South Heart resident plans to petition city council lift ban on Doberman Pinschers
SOUTH HEART--When Troy Edin bought his puppy around 14 months ago, he had no idea that there was a possibility the dog could one day be taken away from him simply because he's a Doberman Pinscher.
SOUTH HEART-When Troy Edin bought his puppy around 14 months ago, he had no idea that there was a possibility the dog could one day be taken away from him simply because he's a Doberman Pinscher.
Now, Edin is trying to show the South Heart City Council that it's the owner, not the type of breed that determines whether or not a dog is vicious.
"We need to make it more on the owners and less on what type of dog people bring in because it's not working," Edin said.
South Heart has three dog breeds that are prohibited in city limits-Dobermans, Rottweilers and pitbulls. Chuck Andrus, a member of the South Heart City Council, said the three-breed ban has been in place for at least the past 12 years and added that it is in place to keep South Heart residents safe.
Andrus said many cities, both in North Dakota and across the country, have similar breed bans, but many are also in the process of repealing those bans.
"It's not an unusual ordinance," Andrus said. "These are passed by most cities in North Dakota."
Edin moved to South Heart two years ago and works for Whiting Petroleum Corp. He said when he bought his house there, he didn't own any dogs and didn't have any immediate plans to get any, so he didn't look at the animal ordinances there.
It wasn't until June when he was walking Jiggy, his Doberman Pinscher, and their new black lab, Nala, when Edin said someone had apparently called authorities to notify them that someone was walking around town with a Doberman.
He said they were stopped by a K-9 officer who informed them of the ban, but let them on their way after doing an aggression test with the dog the officer deemed to be "friendly."
He said they were later informed by police that they would have to get rid of the Doberman by the end of December.
So, Edin started a petition to have the Doberman removed from the prohibited breed list and will present that petition to the South Heart City Council. He said he originally had a petition to just have Jiggy be allowed in the city, but he was encouraged to instead to try and get the entire Doberman breed off of the list.
Edin has attended many city council meetings since the June incident to discuss the matter with local officials.
Andrus said city officials are doing their best to work with Edin on a solution that would be good for both the city and Edin, but he wants pet owners to remember that they are responsible for their dogs and that if a dog should bite someone, the owner will be held accountable for what happened.
"The general public has the right to walk the street and not be afraid of animal," Andrus said. "... It's unfortunate that it's come to this, but we as a city council are looking at the situation and we're going to try and work this out as best we can for both Mr. Edin and the rest of the town."
Edin said he has done extensive research on breed-specific legislation and said that most reputable sources, like the American Society for the Prevention of Cruelty to Animals and the Centers for Disease Control and Prevention, say breed-specific legislation laws do not work and do not actually solve any problems when it comes to aggressive dogs.

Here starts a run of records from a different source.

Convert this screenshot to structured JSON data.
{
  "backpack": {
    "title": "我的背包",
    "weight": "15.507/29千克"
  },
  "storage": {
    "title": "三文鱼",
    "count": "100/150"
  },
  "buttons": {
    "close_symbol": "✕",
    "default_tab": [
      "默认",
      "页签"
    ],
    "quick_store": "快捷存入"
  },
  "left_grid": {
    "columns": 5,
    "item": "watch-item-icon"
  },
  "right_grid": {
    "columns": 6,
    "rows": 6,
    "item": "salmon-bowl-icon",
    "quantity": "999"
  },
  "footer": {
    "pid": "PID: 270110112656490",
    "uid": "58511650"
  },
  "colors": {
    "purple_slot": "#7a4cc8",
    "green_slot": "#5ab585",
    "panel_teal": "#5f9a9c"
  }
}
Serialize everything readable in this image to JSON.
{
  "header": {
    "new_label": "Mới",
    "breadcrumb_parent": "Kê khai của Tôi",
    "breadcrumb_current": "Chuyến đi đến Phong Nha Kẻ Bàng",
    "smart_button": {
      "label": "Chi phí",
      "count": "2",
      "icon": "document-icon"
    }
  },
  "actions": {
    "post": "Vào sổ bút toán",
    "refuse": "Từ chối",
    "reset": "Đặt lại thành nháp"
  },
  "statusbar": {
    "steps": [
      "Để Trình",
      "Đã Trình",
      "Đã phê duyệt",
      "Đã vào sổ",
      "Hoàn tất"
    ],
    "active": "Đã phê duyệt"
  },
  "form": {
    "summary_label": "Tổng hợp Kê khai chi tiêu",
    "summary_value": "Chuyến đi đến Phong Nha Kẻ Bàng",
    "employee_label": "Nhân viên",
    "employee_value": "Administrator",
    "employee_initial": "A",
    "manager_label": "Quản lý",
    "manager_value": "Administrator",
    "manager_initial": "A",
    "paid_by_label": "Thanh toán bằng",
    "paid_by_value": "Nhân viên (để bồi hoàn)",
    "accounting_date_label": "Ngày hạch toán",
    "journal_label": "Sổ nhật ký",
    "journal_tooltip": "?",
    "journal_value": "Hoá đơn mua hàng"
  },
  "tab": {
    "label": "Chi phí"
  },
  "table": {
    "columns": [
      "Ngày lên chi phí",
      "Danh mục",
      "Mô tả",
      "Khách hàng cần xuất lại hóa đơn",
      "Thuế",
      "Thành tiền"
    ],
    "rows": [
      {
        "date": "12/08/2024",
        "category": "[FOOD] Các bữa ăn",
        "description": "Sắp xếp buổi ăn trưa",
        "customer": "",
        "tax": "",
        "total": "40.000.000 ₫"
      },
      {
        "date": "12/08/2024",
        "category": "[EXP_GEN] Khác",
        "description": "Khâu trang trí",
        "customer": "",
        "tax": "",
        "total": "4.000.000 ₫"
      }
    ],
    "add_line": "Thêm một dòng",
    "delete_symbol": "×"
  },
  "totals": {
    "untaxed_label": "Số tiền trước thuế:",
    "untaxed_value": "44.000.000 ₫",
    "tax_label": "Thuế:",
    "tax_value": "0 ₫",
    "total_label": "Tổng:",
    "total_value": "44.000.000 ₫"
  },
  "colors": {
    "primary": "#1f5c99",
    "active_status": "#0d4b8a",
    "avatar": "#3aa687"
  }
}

Edin added that in the time city officials were looking at his case, a German Shepherd had tried to attack someone and a Blue Tick Hound bit someone in South Heart.
"So instead of going after the actual problem, they're going after someone because they have this type of dog," Edin said. "It's kind of counterproductive."
Dickinson does not have any breed prohibitions in place at this time and hasn't since 2007, when the Dickinson City Commission repealed its pit bull ban.
Dickinson City Administrator Shawn Kessel said the city now has a "vicious" animal ordinance, which looks at the individual dog and its behavior, rather than the entire breed.
"I think having a vicious dog ordinance is actually better than having a breed ban because not all dogs in a certain breed may be violent or vicious," Kessel said.
Edin believes it all comes down to the owner and the way the owner raises a dog that determines whether or a not a dog will be aggressive. He said even though a dog might bark at someone, it probably either wants to play or it's just being protective. He thinks it's important to learn more about dogs in order to understand why they do what they do.
"You've got to give dogs three things: love, exercise and discipline," he said. "We do that with both of our dogs and they aren't aggressive to anyone."
He said if things go well on Tuesday and the Doberman breed ban is lifted, it will give an opportunity for the two other breeds to be lifted from the list as well. But if things should not go the way he hopes, Edin would most likely give the dog to his father and then consider moving away from South Heart in order to be able to keep his dog.
"I wouldn't really want to live somewhere without my dog," Edin said. "He's like family to me."